- Problem details -
Search the records below for the word "Preenchimento", then return every line where it appears.

- Data -
▽

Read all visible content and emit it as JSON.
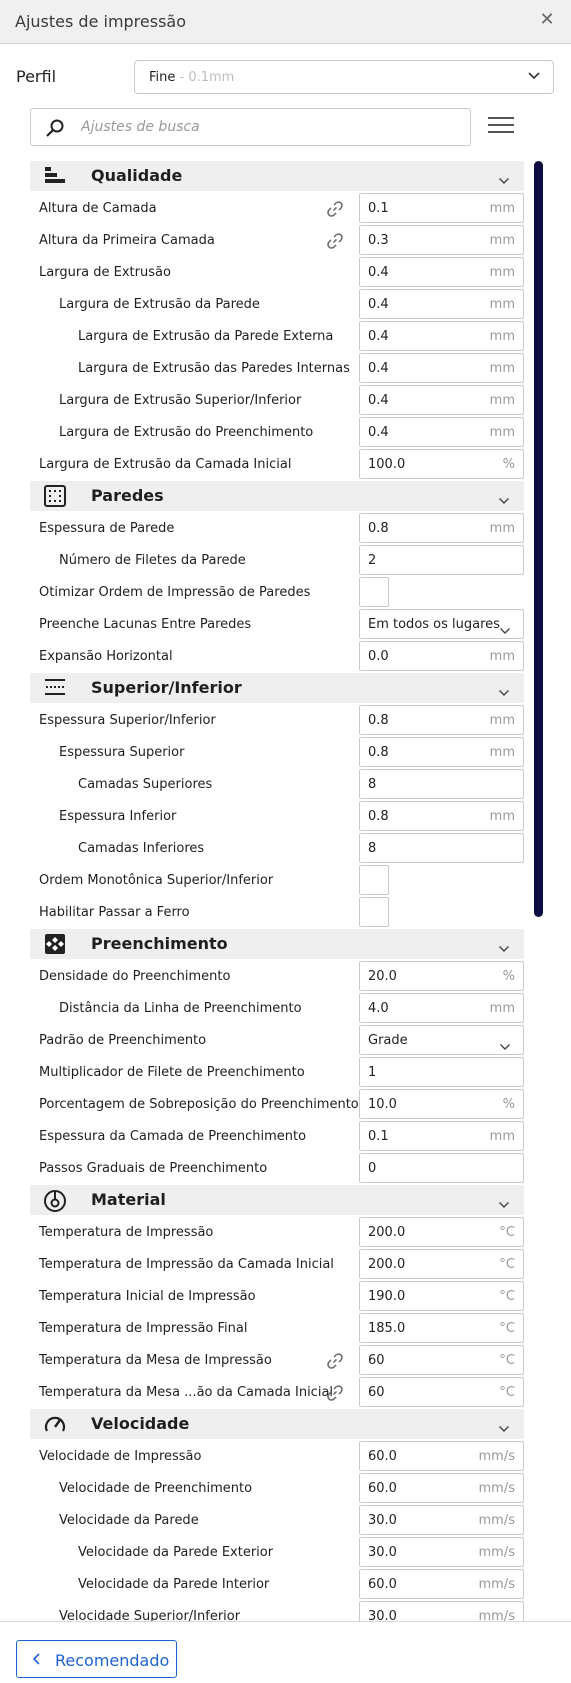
{
  "window": {
    "title": "Ajustes de impressão"
  },
  "profile": {
    "label": "Perfil",
    "value": "Fine",
    "value_sub": " - 0.1mm"
  },
  "search": {
    "placeholder": "Ajustes de busca"
  },
  "footer": {
    "recommended_label": "Recomendado"
  },
  "sections": [
    {
      "name": "Qualidade",
      "icon": "quality-icon",
      "rows": [
        {
          "label": "Altura de Camada",
          "indent": 0,
          "type": "num",
          "value": "0.1",
          "unit": "mm",
          "linked": true
        },
        {
          "label": "Altura da Primeira Camada",
          "indent": 0,
          "type": "num",
          "value": "0.3",
          "unit": "mm",
          "linked": true
        },
        {
          "label": "Largura de Extrusão",
          "indent": 0,
          "type": "num",
          "value": "0.4",
          "unit": "mm"
        },
        {
          "label": "Largura de Extrusão da Parede",
          "indent": 1,
          "type": "num",
          "value": "0.4",
          "unit": "mm"
        },
        {
          "label": "Largura de Extrusão da Parede Externa",
          "indent": 2,
          "type": "num",
          "value": "0.4",
          "unit": "mm"
        },
        {
          "label": "Largura de Extrusão das Paredes Internas",
          "indent": 2,
          "type": "num",
          "value": "0.4",
          "unit": "mm"
        },
        {
          "label": "Largura de Extrusão Superior/Inferior",
          "indent": 1,
          "type": "num",
          "value": "0.4",
          "unit": "mm"
        },
        {
          "label": "Largura de Extrusão do Preenchimento",
          "indent": 1,
          "type": "num",
          "value": "0.4",
          "unit": "mm"
        },
        {
          "label": "Largura de Extrusão da Camada Inicial",
          "indent": 0,
          "type": "num",
          "value": "100.0",
          "unit": "%"
        }
      ]
    },
    {
      "name": "Paredes",
      "icon": "walls-icon",
      "rows": [
        {
          "label": "Espessura de Parede",
          "indent": 0,
          "type": "num",
          "value": "0.8",
          "unit": "mm"
        },
        {
          "label": "Número de Filetes da Parede",
          "indent": 1,
          "type": "num",
          "value": "2",
          "unit": ""
        },
        {
          "label": "Otimizar Ordem de Impressão de Paredes",
          "indent": 0,
          "type": "check"
        },
        {
          "label": "Preenche Lacunas Entre Paredes",
          "indent": 0,
          "type": "select",
          "value": "Em todos os lugares"
        },
        {
          "label": "Expansão Horizontal",
          "indent": 0,
          "type": "num",
          "value": "0.0",
          "unit": "mm"
        }
      ]
    },
    {
      "name": "Superior/Inferior",
      "icon": "top-bottom-icon",
      "rows": [
        {
          "label": "Espessura Superior/Inferior",
          "indent": 0,
          "type": "num",
          "value": "0.8",
          "unit": "mm"
        },
        {
          "label": "Espessura Superior",
          "indent": 1,
          "type": "num",
          "value": "0.8",
          "unit": "mm"
        },
        {
          "label": "Camadas Superiores",
          "indent": 2,
          "type": "num",
          "value": "8",
          "unit": ""
        },
        {
          "label": "Espessura Inferior",
          "indent": 1,
          "type": "num",
          "value": "0.8",
          "unit": "mm"
        },
        {
          "label": "Camadas Inferiores",
          "indent": 2,
          "type": "num",
          "value": "8",
          "unit": ""
        },
        {
          "label": "Ordem Monotônica Superior/Inferior",
          "indent": 0,
          "type": "check"
        },
        {
          "label": "Habilitar Passar a Ferro",
          "indent": 0,
          "type": "check"
        }
      ]
    },
    {
      "name": "Preenchimento",
      "icon": "infill-icon",
      "rows": [
        {
          "label": "Densidade do Preenchimento",
          "indent": 0,
          "type": "num",
          "value": "20.0",
          "unit": "%"
        },
        {
          "label": "Distância da Linha de Preenchimento",
          "indent": 1,
          "type": "num",
          "value": "4.0",
          "unit": "mm"
        },
        {
          "label": "Padrão de Preenchimento",
          "indent": 0,
          "type": "select",
          "value": "Grade"
        },
        {
          "label": "Multiplicador de Filete de Preenchimento",
          "indent": 0,
          "type": "num",
          "value": "1",
          "unit": ""
        },
        {
          "label": "Porcentagem de Sobreposição do Preenchimento",
          "indent": 0,
          "type": "num",
          "value": "10.0",
          "unit": "%"
        },
        {
          "label": "Espessura da Camada de Preenchimento",
          "indent": 0,
          "type": "num",
          "value": "0.1",
          "unit": "mm"
        },
        {
          "label": "Passos Graduais de Preenchimento",
          "indent": 0,
          "type": "num",
          "value": "0",
          "unit": ""
        }
      ]
    },
    {
      "name": "Material",
      "icon": "material-spool-icon",
      "rows": [
        {
          "label": "Temperatura de Impressão",
          "indent": 0,
          "type": "num",
          "value": "200.0",
          "unit": "°C"
        },
        {
          "label": "Temperatura de Impressão da Camada Inicial",
          "indent": 0,
          "type": "num",
          "value": "200.0",
          "unit": "°C"
        },
        {
          "label": "Temperatura Inicial de Impressão",
          "indent": 0,
          "type": "num",
          "value": "190.0",
          "unit": "°C"
        },
        {
          "label": "Temperatura de Impressão Final",
          "indent": 0,
          "type": "num",
          "value": "185.0",
          "unit": "°C"
        },
        {
          "label": "Temperatura da Mesa de Impressão",
          "indent": 0,
          "type": "num",
          "value": "60",
          "unit": "°C",
          "linked": true
        },
        {
          "label": "Temperatura da Mesa ...ão da Camada Inicial",
          "indent": 0,
          "type": "num",
          "value": "60",
          "unit": "°C",
          "linked": true
        }
      ]
    },
    {
      "name": "Velocidade",
      "icon": "speed-gauge-icon",
      "rows": [
        {
          "label": "Velocidade de Impressão",
          "indent": 0,
          "type": "num",
          "value": "60.0",
          "unit": "mm/s"
        },
        {
          "label": "Velocidade de Preenchimento",
          "indent": 1,
          "type": "num",
          "value": "60.0",
          "unit": "mm/s"
        },
        {
          "label": "Velocidade da Parede",
          "indent": 1,
          "type": "num",
          "value": "30.0",
          "unit": "mm/s"
        },
        {
          "label": "Velocidade da Parede Exterior",
          "indent": 2,
          "type": "num",
          "value": "30.0",
          "unit": "mm/s"
        },
        {
          "label": "Velocidade da Parede Interior",
          "indent": 2,
          "type": "num",
          "value": "60.0",
          "unit": "mm/s"
        },
        {
          "label": "Velocidade Superior/Inferior",
          "indent": 1,
          "type": "num",
          "value": "30.0",
          "unit": "mm/s"
        }
      ]
    }
  ]
}
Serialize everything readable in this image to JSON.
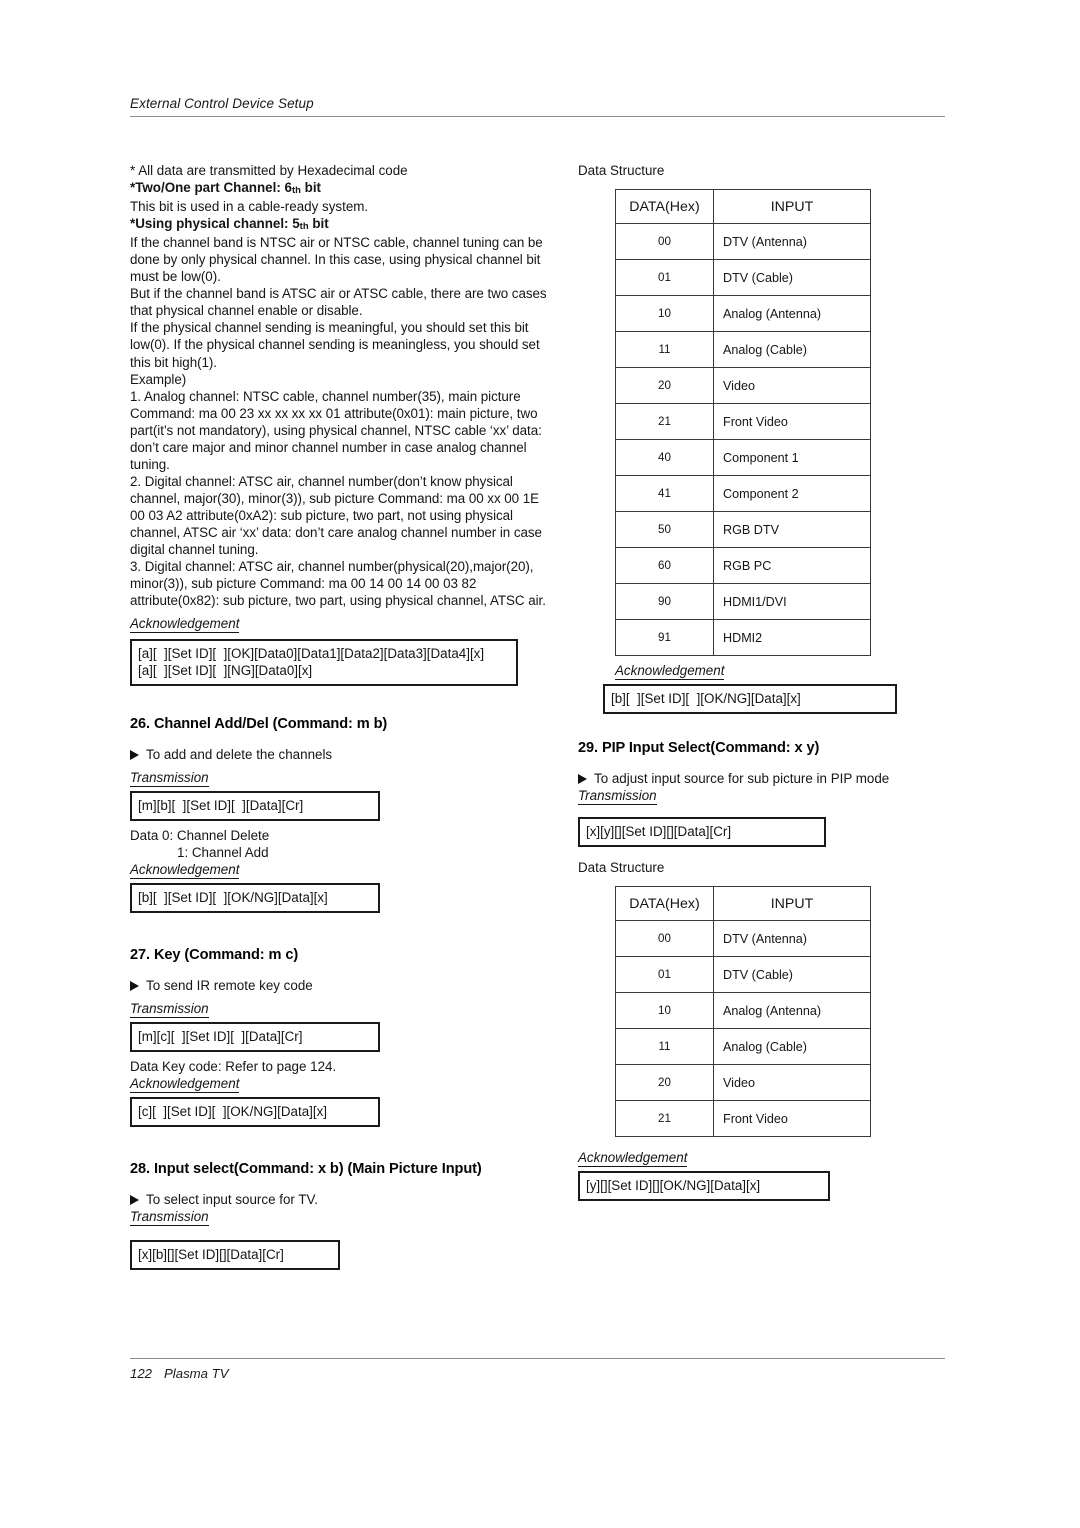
{
  "header": {
    "title": "External Control Device Setup"
  },
  "footer": {
    "page_number": "122",
    "label": "Plasma TV"
  },
  "left_column": {
    "note_all_data": "* All data are transmitted by Hexadecimal code",
    "bold_two_one_part": "*Two/One part Channel: 6",
    "bold_two_one_part_sup": "th",
    "bold_two_one_part_tail": " bit",
    "line_cable_ready": "This bit is used in a cable-ready system.",
    "bold_using_physical": "*Using physical channel: 5",
    "bold_using_physical_sup": "th",
    "bold_using_physical_tail": " bit",
    "paragraph_ntsc": "If the channel band is NTSC air or NTSC cable, channel tuning can be done by only physical channel. In this case, using physical channel bit must be low(0).",
    "paragraph_atsc": "But if the channel band is ATSC air or ATSC cable, there are two cases that physical channel enable or disable.",
    "paragraph_meaningful": "If the physical channel sending is meaningful, you should set this bit low(0). If the physical channel sending is meaningless, you should set this bit high(1).",
    "example_label": "Example)",
    "example_1": "1. Analog channel: NTSC cable, channel number(35), main picture Command: ma 00 23 xx xx xx xx 01 attribute(0x01): main picture, two part(it’s not mandatory), using physical channel, NTSC cable ‘xx’ data: don’t care major and minor channel number in case analog channel tuning.",
    "example_2": "2. Digital channel: ATSC air, channel number(don’t know physical channel, major(30), minor(3)), sub picture Command: ma 00 xx 00 1E 00 03 A2 attribute(0xA2): sub picture, two part, not using physical channel, ATSC air ‘xx’ data: don’t care analog channel number in case digital channel tuning.",
    "example_3": "3. Digital channel: ATSC air, channel number(physical(20),major(20), minor(3)), sub picture Command: ma 00 14 00 14 00 03 82 attribute(0x82): sub picture, two part, using physical channel, ATSC air.",
    "ack_label": "Acknowledgement",
    "ack_box_line1": "[a][  ][Set ID][  ][OK][Data0][Data1][Data2][Data3][Data4][x]",
    "ack_box_line2": "[a][  ][Set ID][  ][NG][Data0][x]",
    "section26": {
      "heading": "26. Channel Add/Del (Command: m b)",
      "bullet": "To add and delete the channels",
      "transmission_label": "Transmission",
      "transmission_box": "[m][b][  ][Set ID][  ][Data][Cr]",
      "data_line1": "Data  0: Channel Delete",
      "data_line2": "1: Channel Add",
      "ack_label": "Acknowledgement",
      "ack_box": "[b][  ][Set ID][  ][OK/NG][Data][x]"
    },
    "section27": {
      "heading": "27. Key (Command: m c)",
      "bullet": "To send IR remote key code",
      "transmission_label": "Transmission",
      "transmission_box": "[m][c][  ][Set ID][  ][Data][Cr]",
      "data_line": "Data  Key code: Refer to page 124.",
      "ack_label": "Acknowledgement",
      "ack_box": "[c][  ][Set ID][  ][OK/NG][Data][x]"
    },
    "section28": {
      "heading": "28. Input select(Command: x b) (Main Picture Input)",
      "bullet": "To select input source for TV.",
      "transmission_label": "Transmission",
      "transmission_box": "[x][b][][Set ID][][Data][Cr]"
    }
  },
  "right_column": {
    "data_structure_label_1": "Data Structure",
    "table1": {
      "headers": [
        "DATA(Hex)",
        "INPUT"
      ],
      "rows": [
        [
          "00",
          "DTV (Antenna)"
        ],
        [
          "01",
          "DTV (Cable)"
        ],
        [
          "10",
          "Analog (Antenna)"
        ],
        [
          "11",
          "Analog (Cable)"
        ],
        [
          "20",
          "Video"
        ],
        [
          "21",
          "Front Video"
        ],
        [
          "40",
          "Component 1"
        ],
        [
          "41",
          "Component 2"
        ],
        [
          "50",
          "RGB DTV"
        ],
        [
          "60",
          "RGB PC"
        ],
        [
          "90",
          "HDMI1/DVI"
        ],
        [
          "91",
          "HDMI2"
        ]
      ]
    },
    "ack_label_1": "Acknowledgement",
    "ack_box_1": "[b][  ][Set ID][  ][OK/NG][Data][x]",
    "section29": {
      "heading": "29. PIP Input Select(Command: x y)",
      "bullet": "To adjust input source for sub picture in PIP mode",
      "transmission_label": "Transmission",
      "transmission_box": "[x][y][][Set ID][][Data][Cr]",
      "data_structure_label": "Data Structure",
      "table": {
        "headers": [
          "DATA(Hex)",
          "INPUT"
        ],
        "rows": [
          [
            "00",
            "DTV (Antenna)"
          ],
          [
            "01",
            "DTV (Cable)"
          ],
          [
            "10",
            "Analog (Antenna)"
          ],
          [
            "11",
            "Analog (Cable)"
          ],
          [
            "20",
            "Video"
          ],
          [
            "21",
            "Front Video"
          ]
        ]
      },
      "ack_label": "Acknowledgement",
      "ack_box": "[y][][Set ID][][OK/NG][Data][x]"
    }
  }
}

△

- Result -
          "label": "Largura de Extrusão do Preenchimento",
      "name": "Preenchimento",
          "label": "Densidade do Preenchimento",
          "label": "Distância da Linha de Preenchimento",
          "label": "Padrão de Preenchimento",
          "label": "Multiplicador de Filete de Preenchimento",
          "label": "Porcentagem de Sobreposição do Preenchimento",
          "label": "Espessura da Camada de Preenchimento",
          "label": "Passos Graduais de Preenchimento",
          "label": "Velocidade de Preenchimento",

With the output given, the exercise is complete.